Monday, May 9, 2011
The Story of the Yemenite Jews
My Memoir As An Activist For Israel And Yemenite Jews:Volunteers For Israel, The Yemenite Aliyah Of 1992, The Disappearance Of The Yemenite Babies During The Aliyah Of 1949-1954
Sampson Giat, XLibris
Sampson Giat was born in New york to Yemenite parents who made their way through Israel. on his mothers side the family left behind acres of farmland when they went to move to Israel. His father was Yitzhak Giat an artisan who spoke German and was known for his craftsmanship. They moved to New York in the 1930's as did many other Yemeni Jews. While a teenager Israel was just coming into existence. Sampson assisted by collecting funds and assisting both the Irgun and the Stern Gang. Like others in the Yemenite community, Sampson Giat was dedicated to Israel, Jews and the Yemenites. This dedication would persist throughout his entire life.
While in High school he learned to play the Oboe and became a professional musician. He borrowed money from his brother to buy one. He had several opportunities to play with the Israeli Philharmonic Orchestra. he met with Isaac Stern several times. While playing with the orchestra he had his first encounter with racism. One Ashkenazi member mad mention of his dark skin and made a derisive remark. This would not be his only encounter with racism.
Later on he would become involved with volunteers for Israel. Volunteers for Israel brought American Jews to Israel at their own expense so they could volunteer on Israeli Army bases. Mr. Giat became very involved with this organization and eventually became the president for the organization. his involvement let to him sharing the dais at an event with Benjamin Netanyahu, who would later on become prime minister of Israel.
in 1949 Operation Magic Carpet brought many Jews from Yemen to Israel. Unfortunately many were left behind. close to two thousand in fact. These Jews did not enjoy the same rights as other citizens of Yemen. While everyone else enjoyed unrestricted travel rights such was denied to Yemen's Jews. The Jews of Yemen lived for the most part in poverty as did other Yemenis. Most Jews did not have access to education as did other Yemenis. They did not have any official Jewish school set up unless a community member volunteered to do it for free or funds came from the outside.
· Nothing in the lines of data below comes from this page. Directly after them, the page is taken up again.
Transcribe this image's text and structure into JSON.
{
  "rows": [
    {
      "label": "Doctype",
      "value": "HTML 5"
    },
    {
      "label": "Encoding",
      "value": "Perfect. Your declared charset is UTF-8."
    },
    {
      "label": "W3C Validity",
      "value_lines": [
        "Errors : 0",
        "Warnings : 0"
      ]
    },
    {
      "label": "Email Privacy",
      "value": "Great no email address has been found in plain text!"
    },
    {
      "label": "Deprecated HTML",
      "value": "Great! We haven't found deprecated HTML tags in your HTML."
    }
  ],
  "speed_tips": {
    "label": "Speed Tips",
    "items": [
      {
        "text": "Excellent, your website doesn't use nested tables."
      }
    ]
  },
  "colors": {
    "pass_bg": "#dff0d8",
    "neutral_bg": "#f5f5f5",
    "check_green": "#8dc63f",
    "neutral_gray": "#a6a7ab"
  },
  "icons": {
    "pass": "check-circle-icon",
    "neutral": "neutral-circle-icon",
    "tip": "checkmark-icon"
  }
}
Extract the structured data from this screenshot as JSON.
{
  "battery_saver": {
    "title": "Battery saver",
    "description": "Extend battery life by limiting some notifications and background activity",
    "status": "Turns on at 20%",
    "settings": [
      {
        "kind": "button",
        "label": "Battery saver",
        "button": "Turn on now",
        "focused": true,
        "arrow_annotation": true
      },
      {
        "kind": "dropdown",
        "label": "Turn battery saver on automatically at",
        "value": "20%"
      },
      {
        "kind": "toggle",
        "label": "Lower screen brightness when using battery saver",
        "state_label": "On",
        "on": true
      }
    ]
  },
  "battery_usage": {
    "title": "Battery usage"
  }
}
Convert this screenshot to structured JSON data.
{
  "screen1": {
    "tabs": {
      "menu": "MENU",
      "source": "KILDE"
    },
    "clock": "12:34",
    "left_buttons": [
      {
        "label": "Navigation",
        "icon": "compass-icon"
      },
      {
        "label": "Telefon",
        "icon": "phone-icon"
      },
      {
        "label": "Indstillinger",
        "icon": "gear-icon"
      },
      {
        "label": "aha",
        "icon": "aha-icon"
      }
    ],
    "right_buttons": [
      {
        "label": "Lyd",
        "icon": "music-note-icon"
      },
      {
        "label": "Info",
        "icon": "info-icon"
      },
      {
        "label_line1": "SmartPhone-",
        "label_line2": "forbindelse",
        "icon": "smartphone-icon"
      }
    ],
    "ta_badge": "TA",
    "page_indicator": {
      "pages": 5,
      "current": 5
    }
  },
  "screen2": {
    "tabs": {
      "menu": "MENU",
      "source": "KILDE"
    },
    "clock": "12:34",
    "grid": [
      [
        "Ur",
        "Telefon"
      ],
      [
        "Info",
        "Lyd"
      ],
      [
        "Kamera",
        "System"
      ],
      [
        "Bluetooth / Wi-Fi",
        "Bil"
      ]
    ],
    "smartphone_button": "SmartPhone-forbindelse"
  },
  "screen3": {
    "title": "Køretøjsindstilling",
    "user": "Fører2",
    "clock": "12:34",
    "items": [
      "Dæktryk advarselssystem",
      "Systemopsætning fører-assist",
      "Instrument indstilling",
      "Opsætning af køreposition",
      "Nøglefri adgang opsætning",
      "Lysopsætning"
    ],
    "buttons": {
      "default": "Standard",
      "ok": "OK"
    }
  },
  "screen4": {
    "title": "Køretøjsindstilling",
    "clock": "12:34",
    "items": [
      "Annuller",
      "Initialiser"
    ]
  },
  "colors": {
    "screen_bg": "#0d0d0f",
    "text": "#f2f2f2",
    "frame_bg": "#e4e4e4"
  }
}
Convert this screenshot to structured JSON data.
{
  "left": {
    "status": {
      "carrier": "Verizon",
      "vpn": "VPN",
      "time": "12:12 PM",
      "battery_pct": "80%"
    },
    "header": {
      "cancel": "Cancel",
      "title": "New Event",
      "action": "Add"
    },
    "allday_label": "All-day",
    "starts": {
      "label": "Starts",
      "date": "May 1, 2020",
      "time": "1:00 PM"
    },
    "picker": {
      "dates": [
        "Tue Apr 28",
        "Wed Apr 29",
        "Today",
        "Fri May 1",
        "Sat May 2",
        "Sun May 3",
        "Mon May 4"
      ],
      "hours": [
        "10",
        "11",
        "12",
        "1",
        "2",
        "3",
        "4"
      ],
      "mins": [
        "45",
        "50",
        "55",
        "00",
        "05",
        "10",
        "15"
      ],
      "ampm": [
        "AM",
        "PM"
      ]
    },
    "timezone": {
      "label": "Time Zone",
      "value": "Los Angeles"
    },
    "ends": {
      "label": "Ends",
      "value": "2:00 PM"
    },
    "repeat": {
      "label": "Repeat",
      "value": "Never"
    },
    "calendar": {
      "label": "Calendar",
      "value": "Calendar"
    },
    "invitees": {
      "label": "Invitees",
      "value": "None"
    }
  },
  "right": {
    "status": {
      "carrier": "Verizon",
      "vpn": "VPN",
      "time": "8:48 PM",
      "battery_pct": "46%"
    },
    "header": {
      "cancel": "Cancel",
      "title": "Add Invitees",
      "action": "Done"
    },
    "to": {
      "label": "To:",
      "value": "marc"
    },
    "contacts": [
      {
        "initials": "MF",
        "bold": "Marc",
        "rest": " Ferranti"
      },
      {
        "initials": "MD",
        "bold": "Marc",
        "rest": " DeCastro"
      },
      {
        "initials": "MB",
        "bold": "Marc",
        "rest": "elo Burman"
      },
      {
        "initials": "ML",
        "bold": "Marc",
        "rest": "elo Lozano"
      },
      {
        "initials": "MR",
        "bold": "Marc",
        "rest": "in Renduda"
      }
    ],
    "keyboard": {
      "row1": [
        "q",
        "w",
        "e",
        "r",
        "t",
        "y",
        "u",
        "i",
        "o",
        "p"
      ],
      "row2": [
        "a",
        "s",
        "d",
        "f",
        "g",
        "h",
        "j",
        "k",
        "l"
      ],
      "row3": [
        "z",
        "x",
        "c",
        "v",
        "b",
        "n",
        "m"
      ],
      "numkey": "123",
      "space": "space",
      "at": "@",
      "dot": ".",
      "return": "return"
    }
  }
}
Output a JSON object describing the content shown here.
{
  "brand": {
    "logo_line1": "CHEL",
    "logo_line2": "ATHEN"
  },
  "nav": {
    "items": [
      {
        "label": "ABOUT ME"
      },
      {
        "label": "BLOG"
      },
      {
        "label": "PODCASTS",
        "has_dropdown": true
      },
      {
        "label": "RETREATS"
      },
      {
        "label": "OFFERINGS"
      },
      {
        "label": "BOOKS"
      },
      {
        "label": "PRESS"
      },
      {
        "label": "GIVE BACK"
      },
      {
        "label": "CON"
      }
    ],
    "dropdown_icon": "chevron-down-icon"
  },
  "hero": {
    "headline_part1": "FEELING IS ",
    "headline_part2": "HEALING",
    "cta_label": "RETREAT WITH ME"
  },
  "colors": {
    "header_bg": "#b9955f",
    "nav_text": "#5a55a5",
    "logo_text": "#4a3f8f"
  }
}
Mr. Giat went to Yemen and saw the problem first hand. He saw that he would need to help of another government. That government would be the government of the United States not Israel. Senator D'Amato was instrumental in getting the Jews their travel rights. One should also be mindful Iryani's cooperation in securing those rights for Jews.
Mr. Giat's major battle was with Israel. shortly after the Aliya from Yemen Yemenite Jewish babies were stolen from their parents. Often time the parent were told that babies died. of course when the parents last saw the children they were healthy. The parents were never allowed to see the body and were never given death certificate. LATER on draft notices for the Israel Defense Forces would come to the parents of the deceased children. The children were sold abroad for 5,000 dollars by a sleazy Rabbi Bergman. It was an uphill battle against coverups by the Israeli government. one child was reunited with her family and this was confirmed by DNA. Chabad was instrumental with their Television show to say the least. To this daay the government still covers it up.
Rabbi Uzi Meshullam spent twenty years collecting data. The Israeli government surrounded his house shot it up and arrested the Rabbi and several of his students. One student was killed just for starting a generator. All of Rabbi Meshullam's students served the state of Israel with distinction and this is how they were treated. Today Rabbi meshullam is a broken man who is unable to receive visitors. his prison conditions were horrendous, Shame on the Israel government.
Mr. Giat finished off his career holding a banquet which was exhausting. His message was that the Yemenite community needed to unify.
- ► 2017 (41)
- ► 2016 (68)
- ► 2015 (74)
- ► 2014 (72)
- ► 2013 (96)
- ► 2012 (98)
- ▼ May (9)
- ► 2010 (85)